REQUIREMENT: Down to the final character, output the records below as they stand.

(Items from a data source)
○ ○ ○ ○ ○
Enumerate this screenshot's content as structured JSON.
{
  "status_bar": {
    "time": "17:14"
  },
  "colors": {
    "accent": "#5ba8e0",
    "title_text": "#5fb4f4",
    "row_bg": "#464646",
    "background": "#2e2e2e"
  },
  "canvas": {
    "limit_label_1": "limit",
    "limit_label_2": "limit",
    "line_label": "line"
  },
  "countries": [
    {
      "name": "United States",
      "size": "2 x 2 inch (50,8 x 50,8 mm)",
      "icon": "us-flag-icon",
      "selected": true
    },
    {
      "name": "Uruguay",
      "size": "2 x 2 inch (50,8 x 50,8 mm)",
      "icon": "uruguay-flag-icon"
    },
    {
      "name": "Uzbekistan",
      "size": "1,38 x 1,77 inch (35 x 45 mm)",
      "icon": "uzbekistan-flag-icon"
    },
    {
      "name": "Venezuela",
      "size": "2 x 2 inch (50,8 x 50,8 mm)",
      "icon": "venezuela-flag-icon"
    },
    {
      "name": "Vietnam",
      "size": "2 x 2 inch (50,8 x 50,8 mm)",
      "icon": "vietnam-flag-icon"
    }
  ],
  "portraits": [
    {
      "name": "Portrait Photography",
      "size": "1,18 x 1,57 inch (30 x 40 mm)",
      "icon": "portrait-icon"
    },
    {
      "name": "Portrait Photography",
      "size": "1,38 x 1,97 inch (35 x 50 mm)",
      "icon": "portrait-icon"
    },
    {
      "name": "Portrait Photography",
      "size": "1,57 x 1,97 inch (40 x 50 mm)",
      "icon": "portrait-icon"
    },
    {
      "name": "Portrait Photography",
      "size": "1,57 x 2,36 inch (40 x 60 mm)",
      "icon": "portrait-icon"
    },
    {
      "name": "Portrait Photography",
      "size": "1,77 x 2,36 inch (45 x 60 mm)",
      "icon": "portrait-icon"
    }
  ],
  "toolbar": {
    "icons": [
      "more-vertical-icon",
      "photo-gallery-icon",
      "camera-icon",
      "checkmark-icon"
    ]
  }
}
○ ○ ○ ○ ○
RESPONSE:
Enumerate this screenshot's content as structured JSON.
{
  "status_bar": {
    "time": "17:14"
  },
  "colors": {
    "accent": "#5ba8e0",
    "title_text": "#5fb4f4",
    "row_bg": "#464646",
    "background": "#2e2e2e"
  },
  "canvas": {
    "limit_label_1": "limit",
    "limit_label_2": "limit",
    "line_label": "line"
  },
  "countries": [
    {
      "name": "United States",
      "size": "2 x 2 inch (50,8 x 50,8 mm)",
      "icon": "us-flag-icon",
      "selected": true
    },
    {
      "name": "Uruguay",
      "size": "2 x 2 inch (50,8 x 50,8 mm)",
      "icon": "uruguay-flag-icon"
    },
    {
      "name": "Uzbekistan",
      "size": "1,38 x 1,77 inch (35 x 45 mm)",
      "icon": "uzbekistan-flag-icon"
    },
    {
      "name": "Venezuela",
      "size": "2 x 2 inch (50,8 x 50,8 mm)",
      "icon": "venezuela-flag-icon"
    },
    {
      "name": "Vietnam",
      "size": "2 x 2 inch (50,8 x 50,8 mm)",
      "icon": "vietnam-flag-icon"
    }
  ],
  "portraits": [
    {
      "name": "Portrait Photography",
      "size": "1,18 x 1,57 inch (30 x 40 mm)",
      "icon": "portrait-icon"
    },
    {
      "name": "Portrait Photography",
      "size": "1,38 x 1,97 inch (35 x 50 mm)",
      "icon": "portrait-icon"
    },
    {
      "name": "Portrait Photography",
      "size": "1,57 x 1,97 inch (40 x 50 mm)",
      "icon": "portrait-icon"
    },
    {
      "name": "Portrait Photography",
      "size": "1,57 x 2,36 inch (40 x 60 mm)",
      "icon": "portrait-icon"
    },
    {
      "name": "Portrait Photography",
      "size": "1,77 x 2,36 inch (45 x 60 mm)",
      "icon": "portrait-icon"
    }
  ],
  "toolbar": {
    "icons": [
      "more-vertical-icon",
      "photo-gallery-icon",
      "camera-icon",
      "checkmark-icon"
    ]
  }
}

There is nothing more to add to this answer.